The Clematis are happy in their location because the upper portions get sun and the roots are shaded by the perennials. Now that I see how well they have grown here, I am ready to kick it up a notch, so to speak. Next spring I plan to insert cyclamen-pink Clematis Comtesse de Bouchard between the purple-blue Clematis to create additional color drama. I understand that the pink petals might fade in the afternoon sun. I’ll take that chance. I have 40 feet of fence to cover and experimenting will be fun.

Comtesse de Bouchard belongs to that class of vines that needs trimming in the spring because it blooms on new growth. The truth is that I have never trimmed Clematis in the past. I want the vines of the previous season to act as supports for the following year’s growth; in winter, these now-brown bushy vines offer textural interest to the garden as well. Some gardeners report that Comtesse needs hard pruning. I wonder if it’s because the dense and heavy vines threaten the integrity of their support structures.

This pink Clematis was chosen because it is one of the most popular vines of its species. It produces flowers 5 inch wide. The petals, the texture of crêpe paper, appear to smother the vine in pink. It blooms from midsummer until early fall, in sun to part shade; it is hardy in zones 4 to 9 and can reach a height of anywhere from 6 to 12 feet. Some growers even report success growing this cultivar in full shade.
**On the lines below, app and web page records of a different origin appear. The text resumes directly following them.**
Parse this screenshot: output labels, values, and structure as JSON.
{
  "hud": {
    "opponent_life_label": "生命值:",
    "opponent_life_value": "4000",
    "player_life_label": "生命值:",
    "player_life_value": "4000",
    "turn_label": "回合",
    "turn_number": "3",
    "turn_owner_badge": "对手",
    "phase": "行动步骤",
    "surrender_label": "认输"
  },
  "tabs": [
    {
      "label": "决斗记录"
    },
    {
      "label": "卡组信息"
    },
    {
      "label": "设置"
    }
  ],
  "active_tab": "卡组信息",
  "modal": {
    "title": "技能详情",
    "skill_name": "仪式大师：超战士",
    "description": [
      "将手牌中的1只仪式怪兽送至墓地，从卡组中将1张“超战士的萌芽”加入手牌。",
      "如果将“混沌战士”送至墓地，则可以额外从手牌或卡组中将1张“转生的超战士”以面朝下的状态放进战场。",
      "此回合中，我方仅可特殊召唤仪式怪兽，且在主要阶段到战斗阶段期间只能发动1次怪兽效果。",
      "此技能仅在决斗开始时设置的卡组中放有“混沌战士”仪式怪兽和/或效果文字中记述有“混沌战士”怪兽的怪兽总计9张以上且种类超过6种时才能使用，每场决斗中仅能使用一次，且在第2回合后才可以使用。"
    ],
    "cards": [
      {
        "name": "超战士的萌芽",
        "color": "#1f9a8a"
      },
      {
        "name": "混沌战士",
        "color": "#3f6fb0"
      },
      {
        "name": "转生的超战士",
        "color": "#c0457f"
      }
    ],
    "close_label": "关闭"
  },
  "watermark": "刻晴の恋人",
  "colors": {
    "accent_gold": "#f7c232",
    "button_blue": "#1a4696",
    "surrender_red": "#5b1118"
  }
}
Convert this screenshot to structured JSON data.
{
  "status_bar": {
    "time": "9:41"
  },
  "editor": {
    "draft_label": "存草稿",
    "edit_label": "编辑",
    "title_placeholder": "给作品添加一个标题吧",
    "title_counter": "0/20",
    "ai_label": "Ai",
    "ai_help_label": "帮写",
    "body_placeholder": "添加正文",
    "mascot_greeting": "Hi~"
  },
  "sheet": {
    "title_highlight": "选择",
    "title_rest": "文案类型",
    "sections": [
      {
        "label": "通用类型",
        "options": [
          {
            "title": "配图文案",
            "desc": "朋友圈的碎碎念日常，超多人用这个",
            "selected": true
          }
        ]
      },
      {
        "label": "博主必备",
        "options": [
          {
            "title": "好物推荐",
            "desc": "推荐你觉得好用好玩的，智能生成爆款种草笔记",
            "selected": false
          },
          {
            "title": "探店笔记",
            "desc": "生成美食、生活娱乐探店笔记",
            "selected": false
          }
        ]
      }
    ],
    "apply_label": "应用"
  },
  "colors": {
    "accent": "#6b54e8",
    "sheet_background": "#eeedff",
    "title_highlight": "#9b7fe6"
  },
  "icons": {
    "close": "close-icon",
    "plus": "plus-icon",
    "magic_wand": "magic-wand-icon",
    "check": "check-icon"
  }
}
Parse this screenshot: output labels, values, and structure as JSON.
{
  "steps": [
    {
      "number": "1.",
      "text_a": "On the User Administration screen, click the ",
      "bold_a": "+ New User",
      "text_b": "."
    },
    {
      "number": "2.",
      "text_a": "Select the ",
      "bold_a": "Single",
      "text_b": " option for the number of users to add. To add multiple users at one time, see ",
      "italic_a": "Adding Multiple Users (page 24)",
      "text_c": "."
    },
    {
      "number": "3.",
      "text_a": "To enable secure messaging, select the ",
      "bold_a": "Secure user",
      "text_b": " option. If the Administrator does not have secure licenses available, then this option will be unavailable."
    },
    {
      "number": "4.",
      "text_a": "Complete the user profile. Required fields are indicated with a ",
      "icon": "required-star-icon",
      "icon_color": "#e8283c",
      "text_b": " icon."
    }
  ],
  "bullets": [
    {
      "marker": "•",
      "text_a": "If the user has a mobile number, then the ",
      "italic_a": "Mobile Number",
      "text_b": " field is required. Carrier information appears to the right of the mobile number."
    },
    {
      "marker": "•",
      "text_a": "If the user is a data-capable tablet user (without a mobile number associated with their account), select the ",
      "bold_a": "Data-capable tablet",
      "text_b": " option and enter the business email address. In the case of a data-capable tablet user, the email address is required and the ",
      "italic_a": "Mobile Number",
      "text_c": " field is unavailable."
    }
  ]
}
Because it is dense and heavy, it needs a strong structure for climbing. Trellises made of light-weight wood are too weak. A sturdy fence, an arbor or a pergola are all ideal supports. Like most Clematis, it will require help to establish itself upright for the first few years. Then, the previous season’s vines will trap some of the upward reaching new growth. The gardener will only have to assist part of the vine to climb. I am fortunate that my neighbor sunk his fence posts into reinforced concrete for strength and chose vinyl wire mesh fencing. The wires eliminate the need for cord or stakes to support my vines. All I need to do is to insert a petiole into the mesh. By naturaly twining itself around the wire, the petiole will keep the vine growing in an upright direction.